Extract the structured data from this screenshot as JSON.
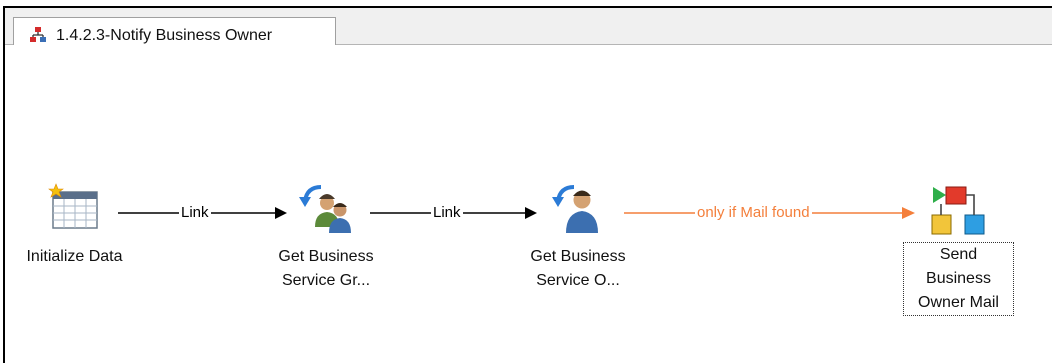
{
  "tab": {
    "title": "1.4.2.3-Notify Business Owner",
    "icon": "workflow-icon"
  },
  "workflow": {
    "nodes": [
      {
        "id": "initialize",
        "label": "Initialize Data",
        "icon": "table-sparkle-icon"
      },
      {
        "id": "get_group",
        "label_line1": "Get Business",
        "label_line2": "Service Gr...",
        "icon": "group-users-arrow-icon"
      },
      {
        "id": "get_owner",
        "label_line1": "Get Business",
        "label_line2": "Service O...",
        "icon": "user-arrow-icon"
      },
      {
        "id": "send_mail",
        "label_line1": "Send",
        "label_line2": "Business",
        "label_line3": "Owner Mail",
        "icon": "flow-blocks-icon"
      }
    ],
    "links": [
      {
        "label": "Link",
        "color": "#000000"
      },
      {
        "label": "Link",
        "color": "#000000"
      },
      {
        "label": "only if Mail found",
        "color": "#f47f3b"
      }
    ]
  }
}
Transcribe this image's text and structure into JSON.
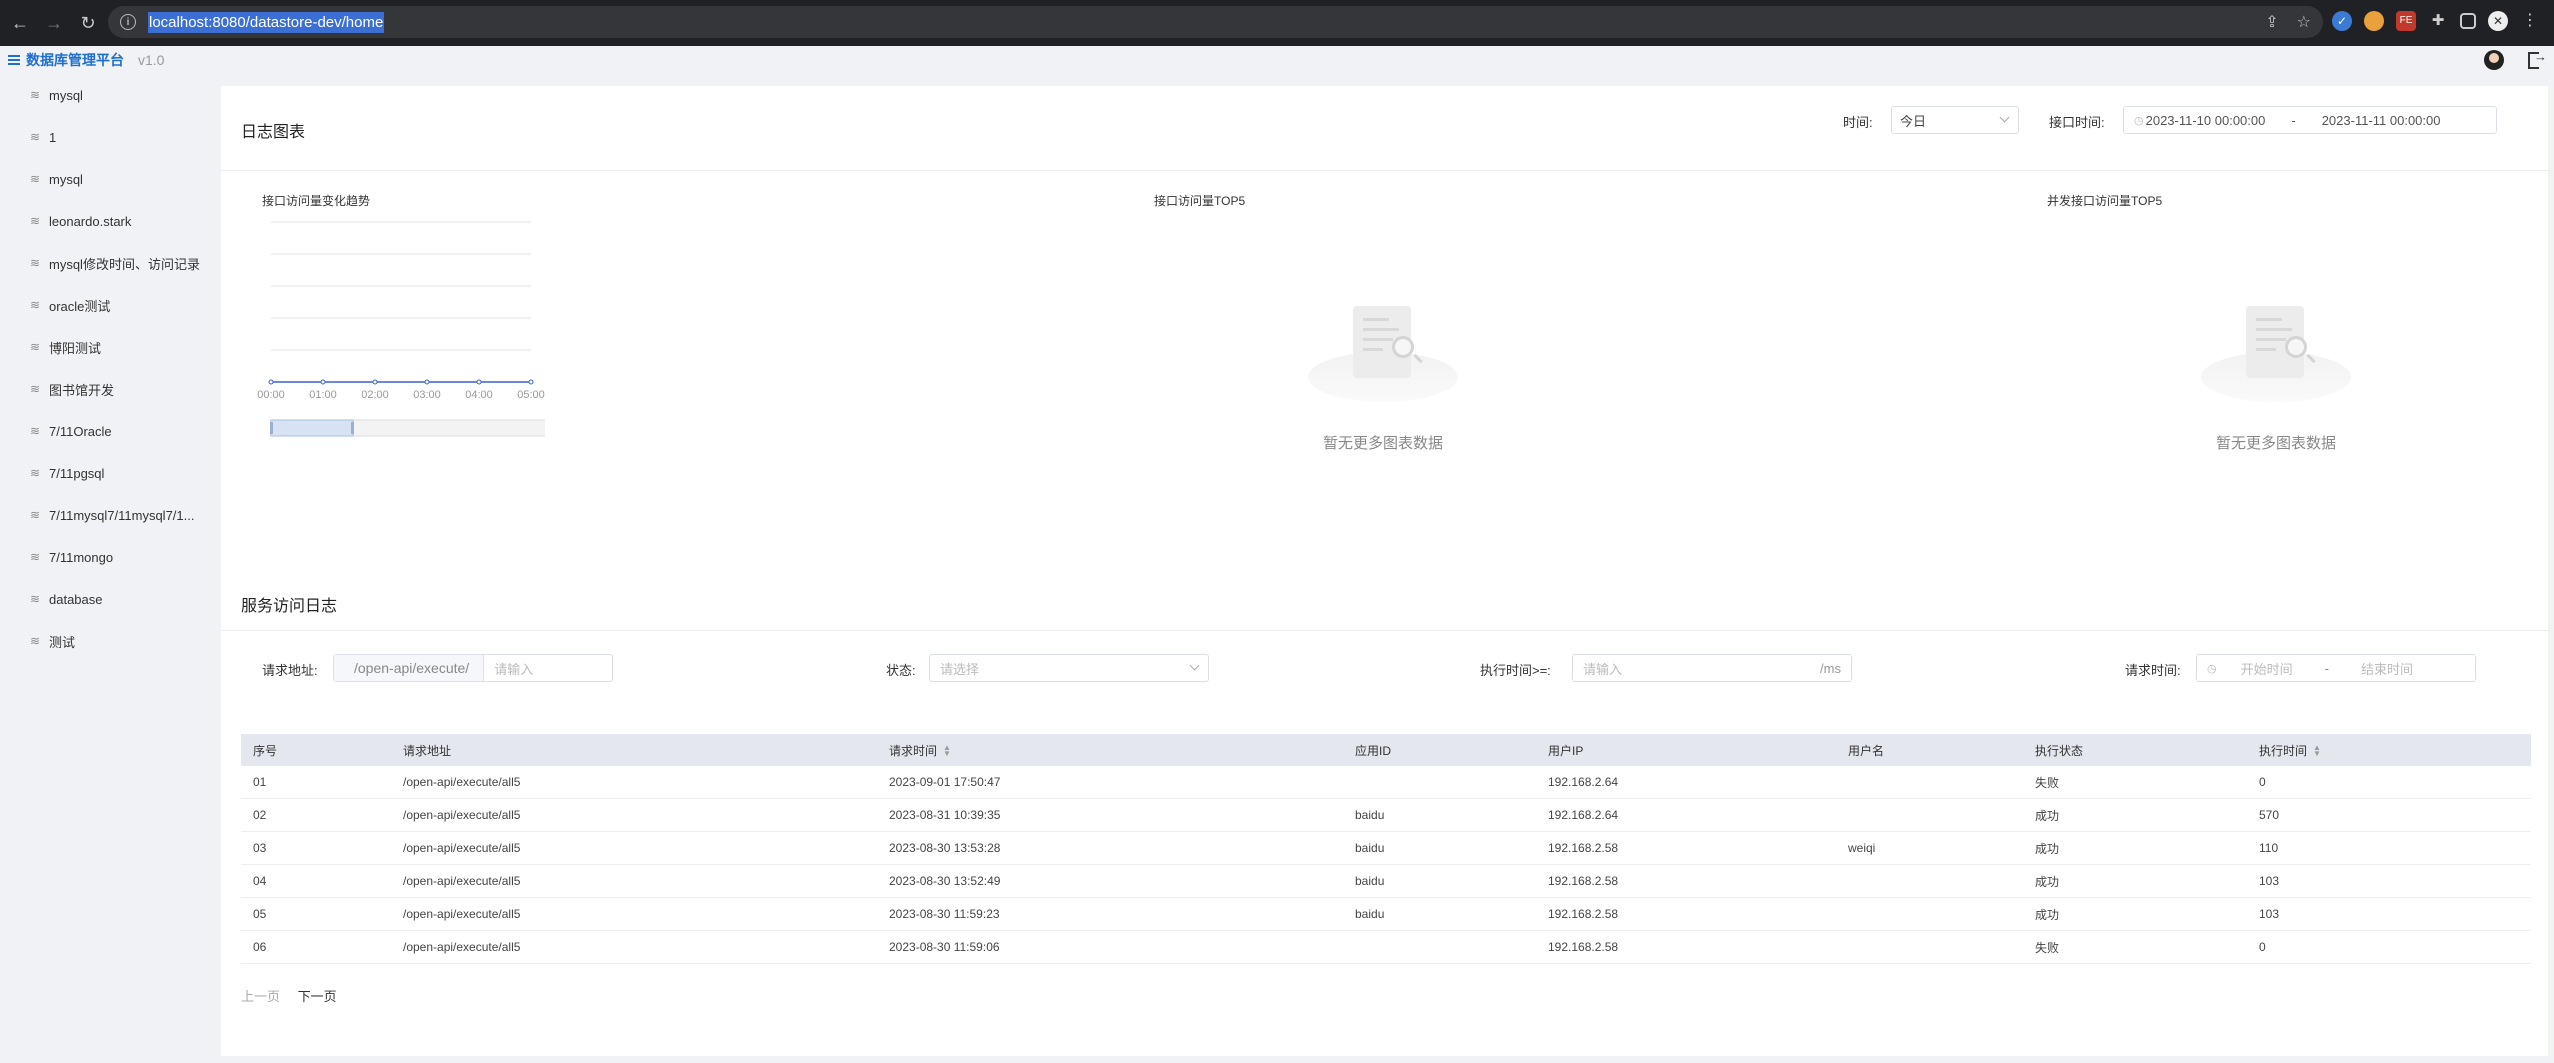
{
  "browser": {
    "url": "localhost:8080/datastore-dev/home"
  },
  "app": {
    "title": "数据库管理平台",
    "version": "v1.0"
  },
  "sidebar": {
    "items": [
      {
        "label": "mysql"
      },
      {
        "label": "1"
      },
      {
        "label": "mysql"
      },
      {
        "label": "leonardo.stark"
      },
      {
        "label": "mysql修改时间、访问记录"
      },
      {
        "label": "oracle测试"
      },
      {
        "label": "博阳测试"
      },
      {
        "label": "图书馆开发"
      },
      {
        "label": "7/11Oracle"
      },
      {
        "label": "7/11pgsql"
      },
      {
        "label": "7/11mysql7/11mysql7/1..."
      },
      {
        "label": "7/11mongo"
      },
      {
        "label": "database"
      },
      {
        "label": "测试"
      }
    ]
  },
  "log_chart": {
    "title": "日志图表",
    "time_label": "时间:",
    "time_value": "今日",
    "api_time_label": "接口时间:",
    "range_start": "2023-11-10 00:00:00",
    "range_sep": "-",
    "range_end": "2023-11-11 00:00:00",
    "chart1_title": "接口访问量变化趋势",
    "chart2_title": "接口访问量TOP5",
    "chart3_title": "并发接口访问量TOP5",
    "empty_text": "暂无更多图表数据"
  },
  "chart_data": {
    "type": "line",
    "title": "接口访问量变化趋势",
    "categories": [
      "00:00",
      "01:00",
      "02:00",
      "03:00",
      "04:00",
      "05:00"
    ],
    "values": [
      0,
      0,
      0,
      0,
      0,
      0
    ],
    "color": "#3a63c8",
    "grid": true,
    "ylim": [
      0,
      5
    ]
  },
  "service_log": {
    "title": "服务访问日志",
    "url_label": "请求地址:",
    "url_prefix": "/open-api/execute/",
    "url_placeholder": "请输入",
    "status_label": "状态:",
    "status_placeholder": "请选择",
    "exec_label": "执行时间>=:",
    "exec_placeholder": "请输入",
    "exec_unit": "/ms",
    "req_time_label": "请求时间:",
    "start_placeholder": "开始时间",
    "time_sep": "-",
    "end_placeholder": "结束时间"
  },
  "table": {
    "headers": [
      "序号",
      "请求地址",
      "请求时间",
      "应用ID",
      "用户IP",
      "用户名",
      "执行状态",
      "执行时间"
    ],
    "rows": [
      [
        "01",
        "/open-api/execute/all5",
        "2023-09-01 17:50:47",
        "",
        "192.168.2.64",
        "",
        "失败",
        "0"
      ],
      [
        "02",
        "/open-api/execute/all5",
        "2023-08-31 10:39:35",
        "baidu",
        "192.168.2.64",
        "",
        "成功",
        "570"
      ],
      [
        "03",
        "/open-api/execute/all5",
        "2023-08-30 13:53:28",
        "baidu",
        "192.168.2.58",
        "weiqi",
        "成功",
        "110"
      ],
      [
        "04",
        "/open-api/execute/all5",
        "2023-08-30 13:52:49",
        "baidu",
        "192.168.2.58",
        "",
        "成功",
        "103"
      ],
      [
        "05",
        "/open-api/execute/all5",
        "2023-08-30 11:59:23",
        "baidu",
        "192.168.2.58",
        "",
        "成功",
        "103"
      ],
      [
        "06",
        "/open-api/execute/all5",
        "2023-08-30 11:59:06",
        "",
        "192.168.2.58",
        "",
        "失败",
        "0"
      ]
    ]
  },
  "pager": {
    "prev": "上一页",
    "next": "下一页"
  }
}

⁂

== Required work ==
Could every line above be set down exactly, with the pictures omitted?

== The answer ==
Extract the structured data from this screenshot as JSON.
{
  "tab": {
    "title": "1.4.2.3-Notify Business Owner",
    "icon": "workflow-icon"
  },
  "workflow": {
    "nodes": [
      {
        "id": "initialize",
        "label": "Initialize Data",
        "icon": "table-sparkle-icon"
      },
      {
        "id": "get_group",
        "label_line1": "Get Business",
        "label_line2": "Service Gr...",
        "icon": "group-users-arrow-icon"
      },
      {
        "id": "get_owner",
        "label_line1": "Get Business",
        "label_line2": "Service O...",
        "icon": "user-arrow-icon"
      },
      {
        "id": "send_mail",
        "label_line1": "Send",
        "label_line2": "Business",
        "label_line3": "Owner Mail",
        "icon": "flow-blocks-icon"
      }
    ],
    "links": [
      {
        "label": "Link",
        "color": "#000000"
      },
      {
        "label": "Link",
        "color": "#000000"
      },
      {
        "label": "only if Mail found",
        "color": "#f47f3b"
      }
    ]
  }
}
Transcribe this image's text and structure into JSON.
{
  "browser": {
    "url": "localhost:8080/datastore-dev/home"
  },
  "app": {
    "title": "数据库管理平台",
    "version": "v1.0"
  },
  "sidebar": {
    "items": [
      {
        "label": "mysql"
      },
      {
        "label": "1"
      },
      {
        "label": "mysql"
      },
      {
        "label": "leonardo.stark"
      },
      {
        "label": "mysql修改时间、访问记录"
      },
      {
        "label": "oracle测试"
      },
      {
        "label": "博阳测试"
      },
      {
        "label": "图书馆开发"
      },
      {
        "label": "7/11Oracle"
      },
      {
        "label": "7/11pgsql"
      },
      {
        "label": "7/11mysql7/11mysql7/1..."
      },
      {
        "label": "7/11mongo"
      },
      {
        "label": "database"
      },
      {
        "label": "测试"
      }
    ]
  },
  "log_chart": {
    "title": "日志图表",
    "time_label": "时间:",
    "time_value": "今日",
    "api_time_label": "接口时间:",
    "range_start": "2023-11-10 00:00:00",
    "range_sep": "-",
    "range_end": "2023-11-11 00:00:00",
    "chart1_title": "接口访问量变化趋势",
    "chart2_title": "接口访问量TOP5",
    "chart3_title": "并发接口访问量TOP5",
    "empty_text": "暂无更多图表数据"
  },
  "chart_data": {
    "type": "line",
    "title": "接口访问量变化趋势",
    "categories": [
      "00:00",
      "01:00",
      "02:00",
      "03:00",
      "04:00",
      "05:00"
    ],
    "values": [
      0,
      0,
      0,
      0,
      0,
      0
    ],
    "color": "#3a63c8",
    "grid": true,
    "ylim": [
      0,
      5
    ]
  },
  "service_log": {
    "title": "服务访问日志",
    "url_label": "请求地址:",
    "url_prefix": "/open-api/execute/",
    "url_placeholder": "请输入",
    "status_label": "状态:",
    "status_placeholder": "请选择",
    "exec_label": "执行时间>=:",
    "exec_placeholder": "请输入",
    "exec_unit": "/ms",
    "req_time_label": "请求时间:",
    "start_placeholder": "开始时间",
    "time_sep": "-",
    "end_placeholder": "结束时间"
  },
  "table": {
    "headers": [
      "序号",
      "请求地址",
      "请求时间",
      "应用ID",
      "用户IP",
      "用户名",
      "执行状态",
      "执行时间"
    ],
    "rows": [
      [
        "01",
        "/open-api/execute/all5",
        "2023-09-01 17:50:47",
        "",
        "192.168.2.64",
        "",
        "失败",
        "0"
      ],
      [
        "02",
        "/open-api/execute/all5",
        "2023-08-31 10:39:35",
        "baidu",
        "192.168.2.64",
        "",
        "成功",
        "570"
      ],
      [
        "03",
        "/open-api/execute/all5",
        "2023-08-30 13:53:28",
        "baidu",
        "192.168.2.58",
        "weiqi",
        "成功",
        "110"
      ],
      [
        "04",
        "/open-api/execute/all5",
        "2023-08-30 13:52:49",
        "baidu",
        "192.168.2.58",
        "",
        "成功",
        "103"
      ],
      [
        "05",
        "/open-api/execute/all5",
        "2023-08-30 11:59:23",
        "baidu",
        "192.168.2.58",
        "",
        "成功",
        "103"
      ],
      [
        "06",
        "/open-api/execute/all5",
        "2023-08-30 11:59:06",
        "",
        "192.168.2.58",
        "",
        "失败",
        "0"
      ]
    ]
  },
  "pager": {
    "prev": "上一页",
    "next": "下一页"
  }
}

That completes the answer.